Before he became an actor, J.R. Martinez was serving in Iraq in 2003 when the humvee he was driving got hit by a roadside bomb leaving him severely burned. Wednesday, he shared his story with local veterans and for some, it hit close to home.

"[It’s] so encouraging, just to have him open up and then talk," said Dale Grotsun who served in Vietnam as a company clerk in the late 1960s and is now a member of the Freeborn American Legion.

When veterans returned from the Vietnam War, many weren’t treated very well. Grotsun said it’s healing to hear from other veterans who experienced war as he did.

"To hear him and give us some worthwhile, to what we saw, to what we did means so, so much," added Grotsun. "You don’t want to be in a place where you cause that kind of damage, kill people for nothing."

"I’m proud to be called a veteran. I’m proud to be called a disabled veteran," said J.R. Martinez during a Veterans Appreciation Breakfast on Wednesday.

Martinez spent three years in the hospital undergoing more than 30 surgeries including multiple skin grafts.

It’s his good friend Shari with the Chamber of Commerce who brought the idea of visiting Albert Lea, an idea Martinez jumped at.

"I just wanted to come and talk about the things that have helped me to be able to heal. Not just physically, but emotionally, and mentally," Martinez told ABC 6 News.

"And that is being able to be vulnerable and talking. And finding community, and finding a space where I can share and authentically be me. Staying true to my identity and not having to be ashamed of that."

That message means a lot for veterans like Dale.
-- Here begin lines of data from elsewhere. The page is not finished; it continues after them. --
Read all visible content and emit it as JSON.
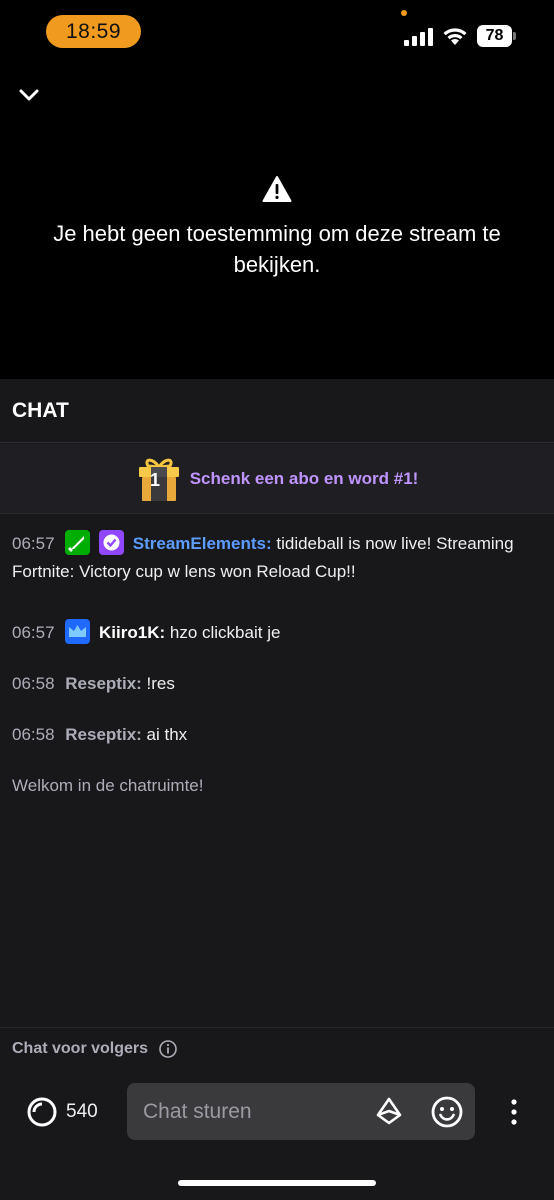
{
  "status_bar": {
    "time": "18:59",
    "battery_level": "78"
  },
  "video": {
    "message": "Je hebt geen toestemming om deze stream te bekijken.",
    "warning_icon": "warning-triangle-icon",
    "collapse_icon": "chevron-down-icon"
  },
  "chat": {
    "header": "CHAT",
    "gift_banner": {
      "text": "Schenk een abo en word #1!",
      "badge_number": "1"
    },
    "messages": [
      {
        "time": "06:57",
        "user": "StreamElements:",
        "user_color": "#5c9cff",
        "text": "tidideball is now live! Streaming Fortnite: Victory cup w lens won Reload Cup!!"
      },
      {
        "time": "06:57",
        "user": "Kiiro1K:",
        "user_color": "#ffffff",
        "text": "hzo clickbait je"
      },
      {
        "time": "06:58",
        "user": "Reseptix:",
        "user_color": "#adadb8",
        "text": "!res"
      },
      {
        "time": "06:58",
        "user": "Reseptix:",
        "user_color": "#adadb8",
        "text": "ai thx"
      }
    ],
    "welcome": "Welkom in de chatruimte!",
    "followers_mode": "Chat voor volgers"
  },
  "bottom": {
    "points": "540",
    "input_placeholder": "Chat sturen"
  },
  "colors": {
    "accent_purple": "#bf94ff",
    "status_orange": "#f09a1f",
    "badge_green": "#00ad03",
    "badge_purple": "#9146ff",
    "badge_blue": "#1f69ff"
  }
}
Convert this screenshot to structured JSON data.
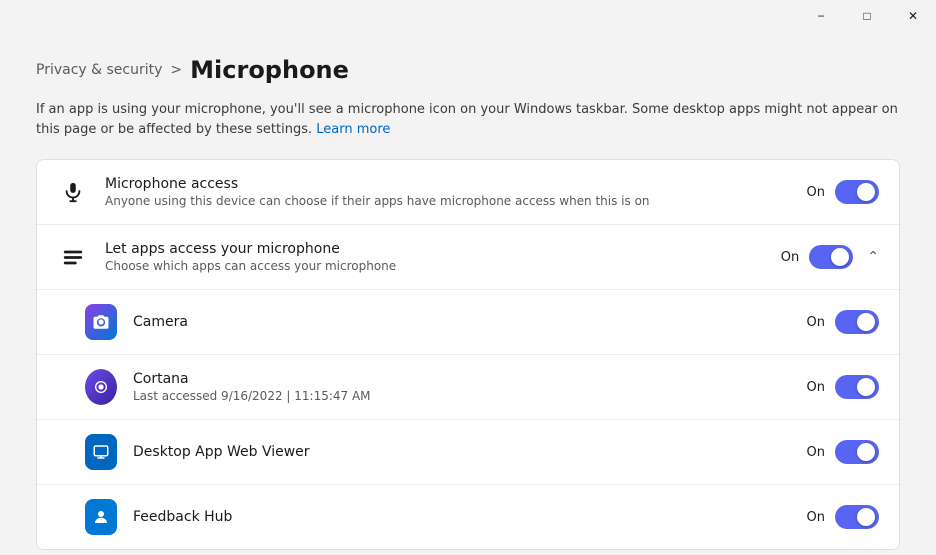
{
  "titlebar": {
    "minimize_label": "−",
    "maximize_label": "□",
    "close_label": "✕"
  },
  "breadcrumb": {
    "parent": "Privacy & security",
    "separator": ">",
    "current": "Microphone"
  },
  "description": {
    "text": "If an app is using your microphone, you'll see a microphone icon on your Windows taskbar. Some desktop apps might not appear on this page or be affected by these settings.",
    "link_text": "Learn more"
  },
  "settings": [
    {
      "id": "microphone-access",
      "icon_type": "mic",
      "title": "Microphone access",
      "subtitle": "Anyone using this device can choose if their apps have microphone access when this is on",
      "status": "On",
      "toggled": true,
      "expandable": false,
      "expanded": false,
      "is_sub": false
    },
    {
      "id": "let-apps-access",
      "icon_type": "apps",
      "title": "Let apps access your microphone",
      "subtitle": "Choose which apps can access your microphone",
      "status": "On",
      "toggled": true,
      "expandable": true,
      "expanded": true,
      "is_sub": false
    },
    {
      "id": "camera-app",
      "icon_type": "camera",
      "title": "Camera",
      "subtitle": "",
      "status": "On",
      "toggled": true,
      "expandable": false,
      "expanded": false,
      "is_sub": true
    },
    {
      "id": "cortana-app",
      "icon_type": "cortana",
      "title": "Cortana",
      "subtitle": "Last accessed 9/16/2022  |  11:15:47 AM",
      "status": "On",
      "toggled": true,
      "expandable": false,
      "expanded": false,
      "is_sub": true
    },
    {
      "id": "desktop-app-web-viewer",
      "icon_type": "desktop",
      "title": "Desktop App Web Viewer",
      "subtitle": "",
      "status": "On",
      "toggled": true,
      "expandable": false,
      "expanded": false,
      "is_sub": true
    },
    {
      "id": "feedback-hub",
      "icon_type": "feedback",
      "title": "Feedback Hub",
      "subtitle": "",
      "status": "On",
      "toggled": true,
      "expandable": false,
      "expanded": false,
      "is_sub": true
    }
  ]
}
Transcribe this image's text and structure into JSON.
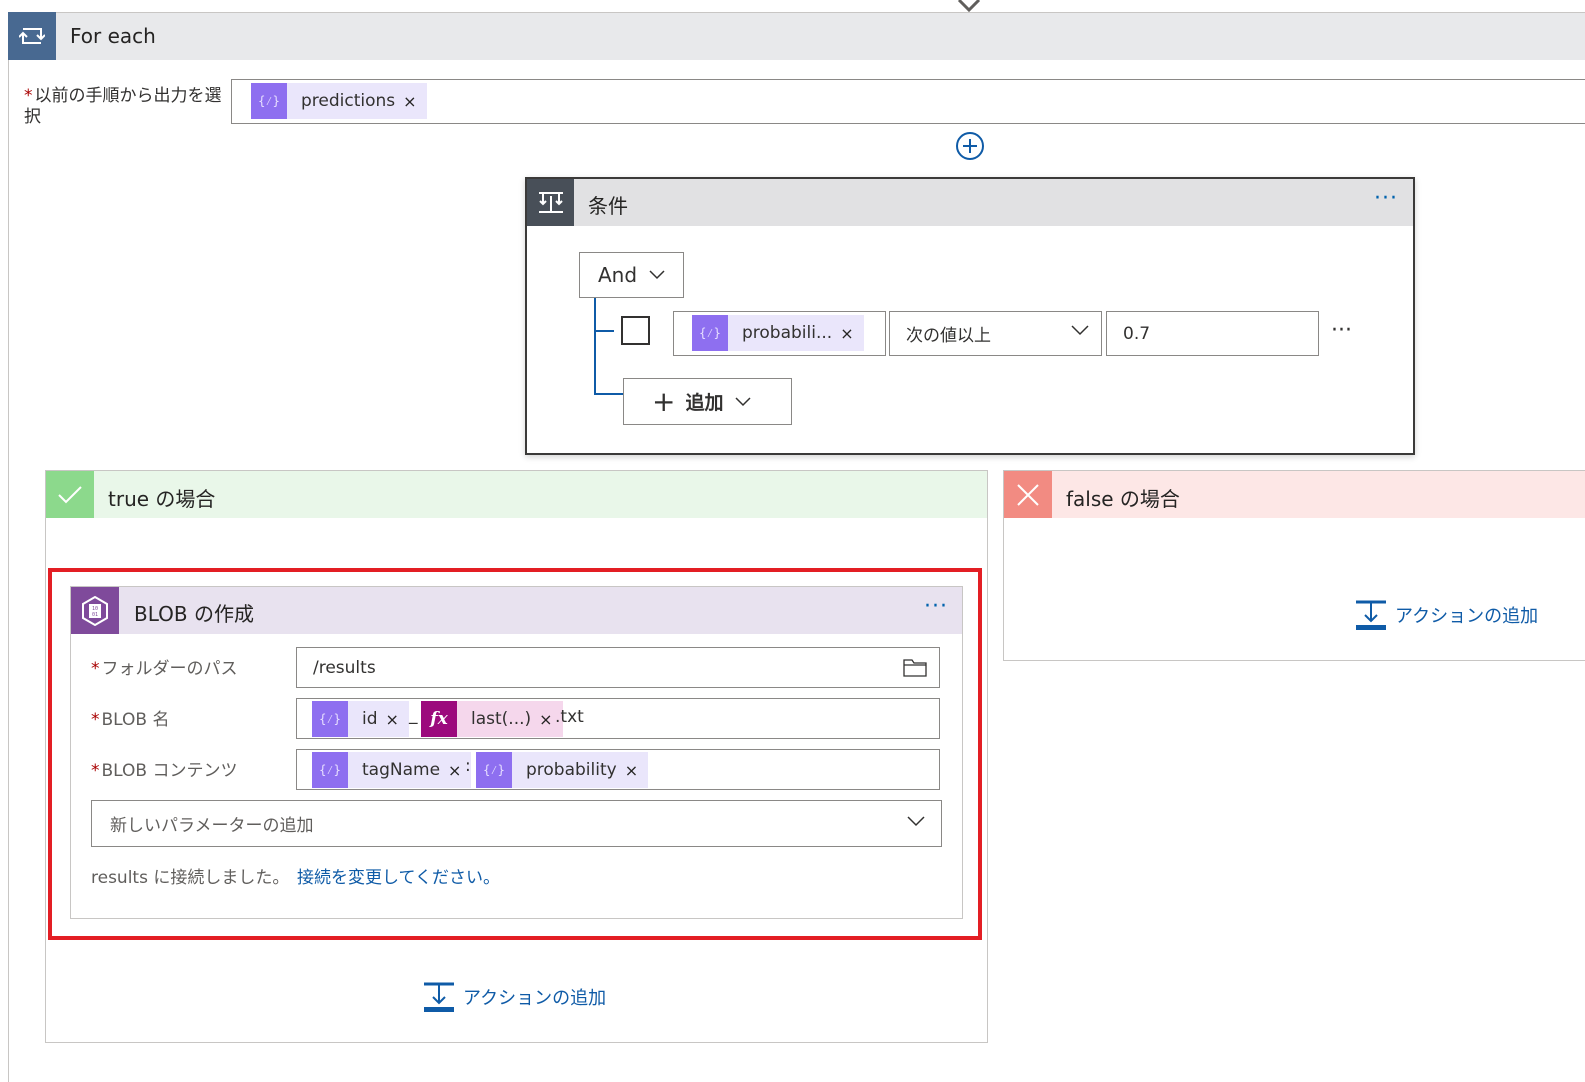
{
  "foreach": {
    "title": "For each",
    "select_label": "以前の手順から出力を選択",
    "required_mark": "*",
    "token": "predictions",
    "token_close": "×"
  },
  "condition": {
    "title": "条件",
    "menu": "···",
    "group_operator": "And",
    "row": {
      "field_token": "probabili...",
      "token_close": "×",
      "operator": "次の値以上",
      "value": "0.7",
      "menu": "···"
    },
    "add_button": "追加"
  },
  "true_branch": {
    "title": "true の場合",
    "add_action": "アクションの追加"
  },
  "false_branch": {
    "title": "false の場合",
    "add_action": "アクションの追加"
  },
  "blob": {
    "title": "BLOB の作成",
    "menu": "···",
    "folder_label": "フォルダーのパス",
    "folder_value": "/results",
    "name_label": "BLOB 名",
    "name_tokens": {
      "id": "id",
      "separator": "_",
      "fx_label": "fx",
      "fx": "last(...)",
      "suffix": ".txt"
    },
    "content_label": "BLOB コンテンツ",
    "content_tokens": {
      "tag": "tagName",
      "separator": ":",
      "prob": "probability"
    },
    "token_close": "×",
    "new_param_placeholder": "新しいパラメーターの追加",
    "connection_text": "results に接続しました。",
    "connection_link": "接続を変更してください。"
  },
  "colors": {
    "token_icon": "#8e6ff0",
    "fx_icon": "#9c0a7d",
    "highlight": "#e31e24",
    "link": "#0f5ba7"
  }
}
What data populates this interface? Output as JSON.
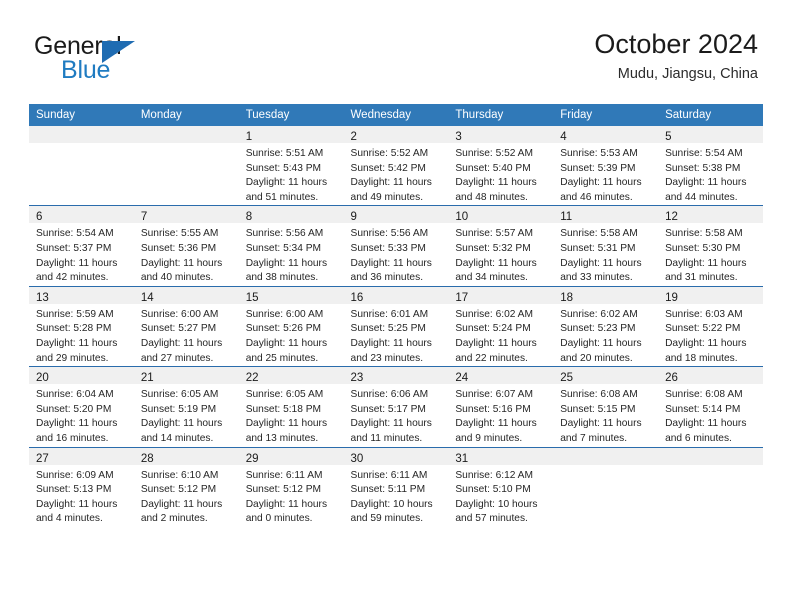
{
  "brand": {
    "name_top": "General",
    "name_bottom": "Blue",
    "triangle_icon": "blue-triangle-icon",
    "color_dark": "#1b1b1b",
    "color_blue": "#1f7bc1"
  },
  "header": {
    "title": "October 2024",
    "subtitle": "Mudu, Jiangsu, China"
  },
  "theme": {
    "header_bg": "#3079b8",
    "header_text": "#ffffff",
    "row_divider": "#2a6cac",
    "daynum_strip_bg": "#f0f0f0",
    "cell_bg": "#ffffff",
    "body_text": "#262626"
  },
  "weekday_headers": [
    "Sunday",
    "Monday",
    "Tuesday",
    "Wednesday",
    "Thursday",
    "Friday",
    "Saturday"
  ],
  "labels": {
    "sunrise": "Sunrise:",
    "sunset": "Sunset:",
    "daylight": "Daylight:"
  },
  "weeks": [
    [
      {
        "day": "",
        "sunrise": "",
        "sunset": "",
        "daylight_line1": "",
        "daylight_line2": "",
        "empty": true
      },
      {
        "day": "",
        "sunrise": "",
        "sunset": "",
        "daylight_line1": "",
        "daylight_line2": "",
        "empty": true
      },
      {
        "day": "1",
        "sunrise": "Sunrise: 5:51 AM",
        "sunset": "Sunset: 5:43 PM",
        "daylight_line1": "Daylight: 11 hours",
        "daylight_line2": "and 51 minutes."
      },
      {
        "day": "2",
        "sunrise": "Sunrise: 5:52 AM",
        "sunset": "Sunset: 5:42 PM",
        "daylight_line1": "Daylight: 11 hours",
        "daylight_line2": "and 49 minutes."
      },
      {
        "day": "3",
        "sunrise": "Sunrise: 5:52 AM",
        "sunset": "Sunset: 5:40 PM",
        "daylight_line1": "Daylight: 11 hours",
        "daylight_line2": "and 48 minutes."
      },
      {
        "day": "4",
        "sunrise": "Sunrise: 5:53 AM",
        "sunset": "Sunset: 5:39 PM",
        "daylight_line1": "Daylight: 11 hours",
        "daylight_line2": "and 46 minutes."
      },
      {
        "day": "5",
        "sunrise": "Sunrise: 5:54 AM",
        "sunset": "Sunset: 5:38 PM",
        "daylight_line1": "Daylight: 11 hours",
        "daylight_line2": "and 44 minutes."
      }
    ],
    [
      {
        "day": "6",
        "sunrise": "Sunrise: 5:54 AM",
        "sunset": "Sunset: 5:37 PM",
        "daylight_line1": "Daylight: 11 hours",
        "daylight_line2": "and 42 minutes."
      },
      {
        "day": "7",
        "sunrise": "Sunrise: 5:55 AM",
        "sunset": "Sunset: 5:36 PM",
        "daylight_line1": "Daylight: 11 hours",
        "daylight_line2": "and 40 minutes."
      },
      {
        "day": "8",
        "sunrise": "Sunrise: 5:56 AM",
        "sunset": "Sunset: 5:34 PM",
        "daylight_line1": "Daylight: 11 hours",
        "daylight_line2": "and 38 minutes."
      },
      {
        "day": "9",
        "sunrise": "Sunrise: 5:56 AM",
        "sunset": "Sunset: 5:33 PM",
        "daylight_line1": "Daylight: 11 hours",
        "daylight_line2": "and 36 minutes."
      },
      {
        "day": "10",
        "sunrise": "Sunrise: 5:57 AM",
        "sunset": "Sunset: 5:32 PM",
        "daylight_line1": "Daylight: 11 hours",
        "daylight_line2": "and 34 minutes."
      },
      {
        "day": "11",
        "sunrise": "Sunrise: 5:58 AM",
        "sunset": "Sunset: 5:31 PM",
        "daylight_line1": "Daylight: 11 hours",
        "daylight_line2": "and 33 minutes."
      },
      {
        "day": "12",
        "sunrise": "Sunrise: 5:58 AM",
        "sunset": "Sunset: 5:30 PM",
        "daylight_line1": "Daylight: 11 hours",
        "daylight_line2": "and 31 minutes."
      }
    ],
    [
      {
        "day": "13",
        "sunrise": "Sunrise: 5:59 AM",
        "sunset": "Sunset: 5:28 PM",
        "daylight_line1": "Daylight: 11 hours",
        "daylight_line2": "and 29 minutes."
      },
      {
        "day": "14",
        "sunrise": "Sunrise: 6:00 AM",
        "sunset": "Sunset: 5:27 PM",
        "daylight_line1": "Daylight: 11 hours",
        "daylight_line2": "and 27 minutes."
      },
      {
        "day": "15",
        "sunrise": "Sunrise: 6:00 AM",
        "sunset": "Sunset: 5:26 PM",
        "daylight_line1": "Daylight: 11 hours",
        "daylight_line2": "and 25 minutes."
      },
      {
        "day": "16",
        "sunrise": "Sunrise: 6:01 AM",
        "sunset": "Sunset: 5:25 PM",
        "daylight_line1": "Daylight: 11 hours",
        "daylight_line2": "and 23 minutes."
      },
      {
        "day": "17",
        "sunrise": "Sunrise: 6:02 AM",
        "sunset": "Sunset: 5:24 PM",
        "daylight_line1": "Daylight: 11 hours",
        "daylight_line2": "and 22 minutes."
      },
      {
        "day": "18",
        "sunrise": "Sunrise: 6:02 AM",
        "sunset": "Sunset: 5:23 PM",
        "daylight_line1": "Daylight: 11 hours",
        "daylight_line2": "and 20 minutes."
      },
      {
        "day": "19",
        "sunrise": "Sunrise: 6:03 AM",
        "sunset": "Sunset: 5:22 PM",
        "daylight_line1": "Daylight: 11 hours",
        "daylight_line2": "and 18 minutes."
      }
    ],
    [
      {
        "day": "20",
        "sunrise": "Sunrise: 6:04 AM",
        "sunset": "Sunset: 5:20 PM",
        "daylight_line1": "Daylight: 11 hours",
        "daylight_line2": "and 16 minutes."
      },
      {
        "day": "21",
        "sunrise": "Sunrise: 6:05 AM",
        "sunset": "Sunset: 5:19 PM",
        "daylight_line1": "Daylight: 11 hours",
        "daylight_line2": "and 14 minutes."
      },
      {
        "day": "22",
        "sunrise": "Sunrise: 6:05 AM",
        "sunset": "Sunset: 5:18 PM",
        "daylight_line1": "Daylight: 11 hours",
        "daylight_line2": "and 13 minutes."
      },
      {
        "day": "23",
        "sunrise": "Sunrise: 6:06 AM",
        "sunset": "Sunset: 5:17 PM",
        "daylight_line1": "Daylight: 11 hours",
        "daylight_line2": "and 11 minutes."
      },
      {
        "day": "24",
        "sunrise": "Sunrise: 6:07 AM",
        "sunset": "Sunset: 5:16 PM",
        "daylight_line1": "Daylight: 11 hours",
        "daylight_line2": "and 9 minutes."
      },
      {
        "day": "25",
        "sunrise": "Sunrise: 6:08 AM",
        "sunset": "Sunset: 5:15 PM",
        "daylight_line1": "Daylight: 11 hours",
        "daylight_line2": "and 7 minutes."
      },
      {
        "day": "26",
        "sunrise": "Sunrise: 6:08 AM",
        "sunset": "Sunset: 5:14 PM",
        "daylight_line1": "Daylight: 11 hours",
        "daylight_line2": "and 6 minutes."
      }
    ],
    [
      {
        "day": "27",
        "sunrise": "Sunrise: 6:09 AM",
        "sunset": "Sunset: 5:13 PM",
        "daylight_line1": "Daylight: 11 hours",
        "daylight_line2": "and 4 minutes."
      },
      {
        "day": "28",
        "sunrise": "Sunrise: 6:10 AM",
        "sunset": "Sunset: 5:12 PM",
        "daylight_line1": "Daylight: 11 hours",
        "daylight_line2": "and 2 minutes."
      },
      {
        "day": "29",
        "sunrise": "Sunrise: 6:11 AM",
        "sunset": "Sunset: 5:12 PM",
        "daylight_line1": "Daylight: 11 hours",
        "daylight_line2": "and 0 minutes."
      },
      {
        "day": "30",
        "sunrise": "Sunrise: 6:11 AM",
        "sunset": "Sunset: 5:11 PM",
        "daylight_line1": "Daylight: 10 hours",
        "daylight_line2": "and 59 minutes."
      },
      {
        "day": "31",
        "sunrise": "Sunrise: 6:12 AM",
        "sunset": "Sunset: 5:10 PM",
        "daylight_line1": "Daylight: 10 hours",
        "daylight_line2": "and 57 minutes."
      },
      {
        "day": "",
        "sunrise": "",
        "sunset": "",
        "daylight_line1": "",
        "daylight_line2": "",
        "empty": true
      },
      {
        "day": "",
        "sunrise": "",
        "sunset": "",
        "daylight_line1": "",
        "daylight_line2": "",
        "empty": true
      }
    ]
  ]
}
"It’s veterans to veterans to really help. People don’t understand. Any veteran they’ve gone through this, and the experiences they’ve gone through, and it takes a veteran to know a veteran."

Dale continues that idea of veterans to veterans including having those deep conversations with other fellow veterans.